In 2018 Connolly Wellingham submitted proposals to an open call ideas competition for the conversion of the ancient hilltop fort of Santa Caterina, on the Mediterranean island of Favignana, into an international centre for the creation and exhibition of contemporary art.
The island of Favignana is perfectly scaled for contemplation and art. It is at once compact and comprehensible, yet large enough to draw one out into expansive reflection. The fortress sits beautifully upon the island. It overlooks the town from its rocky outcrop without overbearing or threatening. Rather, it sits in a quietly dignified manner, seeing all.
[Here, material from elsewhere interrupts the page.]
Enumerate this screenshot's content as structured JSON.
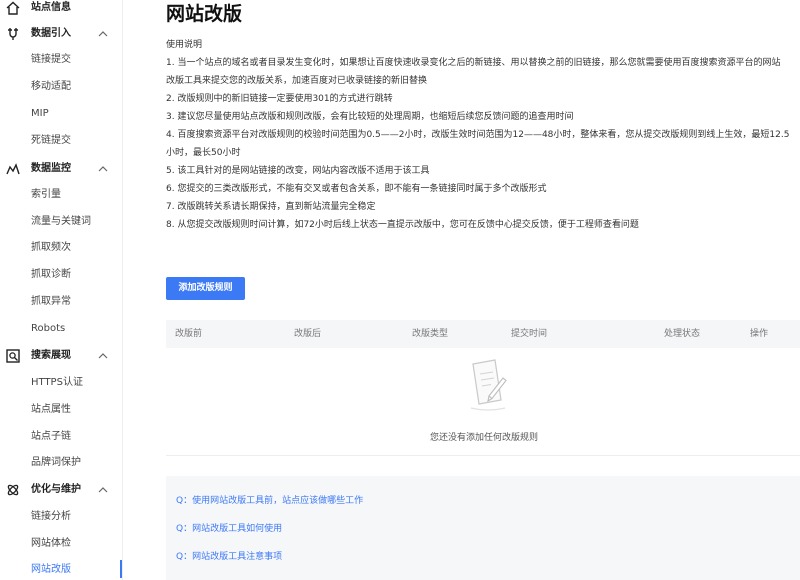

In considering the brief, we have been drawn toward the notion of the site as a sacred city, in which pilgrims arrive to venerate the art within, but also forming a dwelling space for artists within the mountain. Inspired by the cell frescoes of Fra Angelico in San Marco Convent, and reinforcing the peaceful communal qualities of a monastic arrangement, the scheme proposes a complex of buried spaces in a new plinth at the base of the fortress.
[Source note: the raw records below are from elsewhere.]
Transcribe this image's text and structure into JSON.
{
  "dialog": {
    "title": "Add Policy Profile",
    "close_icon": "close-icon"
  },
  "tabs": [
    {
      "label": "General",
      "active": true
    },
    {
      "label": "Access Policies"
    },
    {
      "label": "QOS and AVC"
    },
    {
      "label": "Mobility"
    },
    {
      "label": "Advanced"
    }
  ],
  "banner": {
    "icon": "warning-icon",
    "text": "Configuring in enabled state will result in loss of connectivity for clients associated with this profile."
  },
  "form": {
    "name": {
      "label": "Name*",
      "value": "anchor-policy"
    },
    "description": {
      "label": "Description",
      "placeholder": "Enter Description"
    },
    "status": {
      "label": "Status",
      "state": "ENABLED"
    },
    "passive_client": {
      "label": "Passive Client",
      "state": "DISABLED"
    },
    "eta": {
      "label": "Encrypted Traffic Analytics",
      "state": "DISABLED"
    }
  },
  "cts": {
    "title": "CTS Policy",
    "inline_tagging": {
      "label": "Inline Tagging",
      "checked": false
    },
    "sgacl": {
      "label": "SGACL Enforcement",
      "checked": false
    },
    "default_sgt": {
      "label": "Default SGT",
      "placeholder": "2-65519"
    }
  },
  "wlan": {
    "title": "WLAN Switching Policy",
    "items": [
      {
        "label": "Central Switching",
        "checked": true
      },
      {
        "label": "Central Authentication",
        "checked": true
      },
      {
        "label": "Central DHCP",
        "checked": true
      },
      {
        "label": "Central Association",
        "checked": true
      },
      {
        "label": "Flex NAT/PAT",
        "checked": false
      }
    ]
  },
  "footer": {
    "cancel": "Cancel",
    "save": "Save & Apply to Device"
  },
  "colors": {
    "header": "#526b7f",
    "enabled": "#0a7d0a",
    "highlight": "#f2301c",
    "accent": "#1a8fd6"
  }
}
The labyrinth of the fortress itself is inhabited in its ruined state, a ragged armature upon which art can be mounted and arranged. A new lining is added to the existing surfaces to curate the visitor’s route through the spaces and receive carefully placed artworks. The lining is proposed as a cast terrazzo finish, using the rubble and aggregates directly from the site and the surrounding island. Cut and polished to a crisp finish, the terrazzo adds a clean, legible new layer to the surrounding ruin – but one that recognisably belongs to the mountain.
Two existing lightwells draw daylight deep into the heart of the fortress, and mark the courtyards around which the circulation loosely orbits. In response to this two new lightwells are proposed to bring further daylight and atmosphere down, to further enliven the subterranean spaces in preparation for their new use and the exhibition of art. Each lightwell is crowned with a lantern, using delicate and formal pavilions to celebrate the intervention to the heavy and informal structure below, and landmarking the fortress’ new use in the wider landscape. The rooftop plaza is the culmination of the pilgrim’s route, and the arrangement of lanterns gives the clearing a strong urban character; framing views, curating the placement of art, and bounding a generous space for congregation and celebration beneath Favignana’s vast sky.
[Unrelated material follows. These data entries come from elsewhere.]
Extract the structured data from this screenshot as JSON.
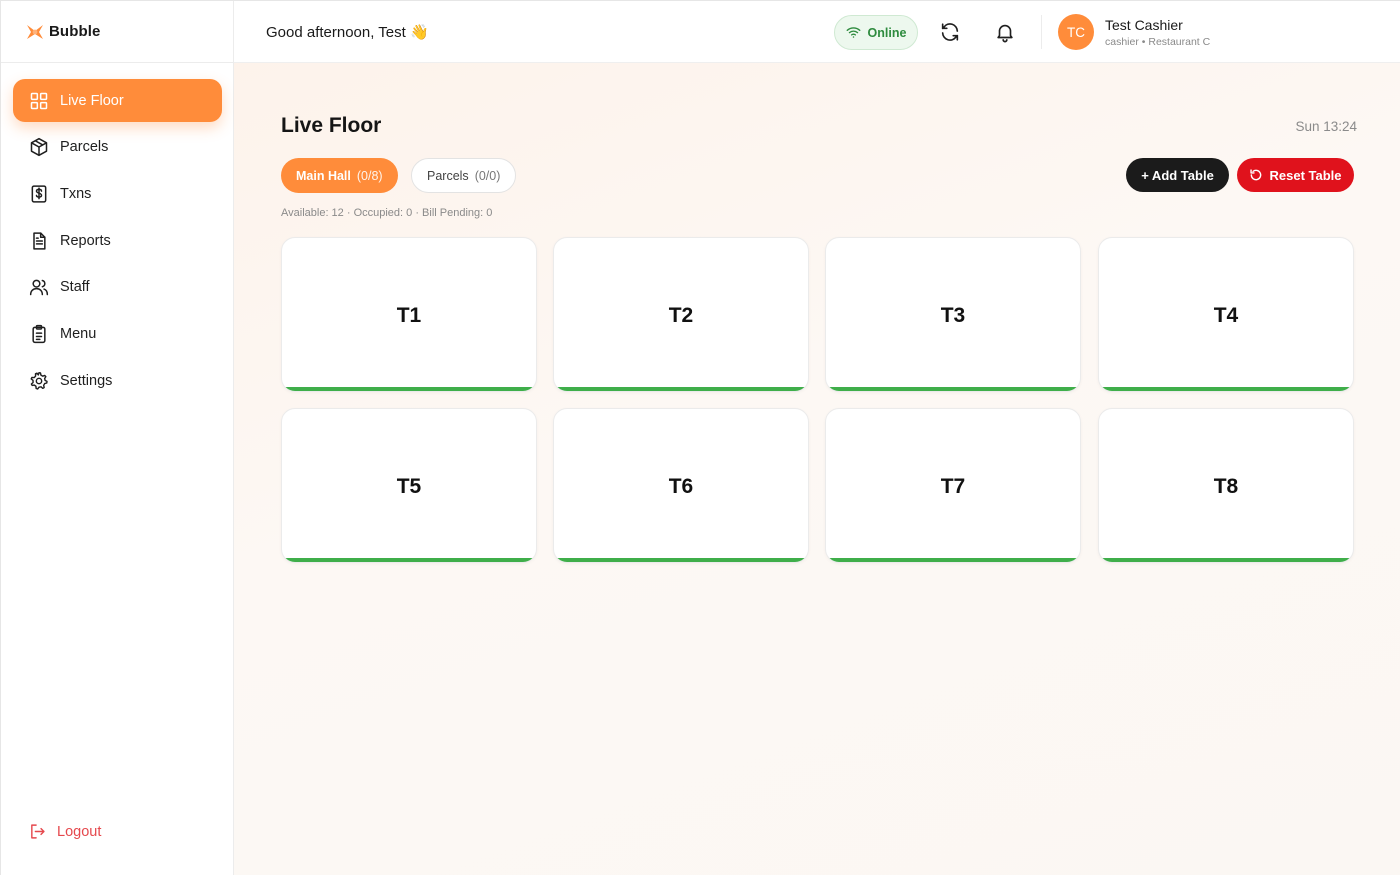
{
  "brand": {
    "name": "Bubble",
    "logo_icon": "bubble-logo-icon",
    "accent": "#ff8c3a"
  },
  "sidebar": {
    "items": [
      {
        "label": "Live Floor",
        "icon": "grid-icon",
        "active": true
      },
      {
        "label": "Parcels",
        "icon": "package-icon",
        "active": false
      },
      {
        "label": "Txns",
        "icon": "dollar-receipt-icon",
        "active": false
      },
      {
        "label": "Reports",
        "icon": "document-icon",
        "active": false
      },
      {
        "label": "Staff",
        "icon": "users-icon",
        "active": false
      },
      {
        "label": "Menu",
        "icon": "clipboard-icon",
        "active": false
      },
      {
        "label": "Settings",
        "icon": "gear-icon",
        "active": false
      }
    ],
    "logout_label": "Logout"
  },
  "header": {
    "greeting": "Good afternoon, Test 👋",
    "status_label": "Online",
    "status_color": "#2e8b3e",
    "user": {
      "initials": "TC",
      "name": "Test Cashier",
      "meta": "cashier • Restaurant C"
    }
  },
  "page": {
    "title": "Live Floor",
    "clock": "Sun 13:24",
    "tabs": [
      {
        "label": "Main Hall",
        "count": "(0/8)",
        "active": true
      },
      {
        "label": "Parcels",
        "count": "(0/0)",
        "active": false
      }
    ],
    "add_table_label": "+ Add Table",
    "reset_table_label": "Reset Table",
    "summary": "Available: 12 · Occupied: 0 · Bill Pending: 0",
    "available_color": "#3fae4a",
    "tables": [
      {
        "label": "T1",
        "status": "available"
      },
      {
        "label": "T2",
        "status": "available"
      },
      {
        "label": "T3",
        "status": "available"
      },
      {
        "label": "T4",
        "status": "available"
      },
      {
        "label": "T5",
        "status": "available"
      },
      {
        "label": "T6",
        "status": "available"
      },
      {
        "label": "T7",
        "status": "available"
      },
      {
        "label": "T8",
        "status": "available"
      }
    ]
  }
}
Cover image - ‘Climb to the Monastery’ by Giorgio De Chirico. c.1908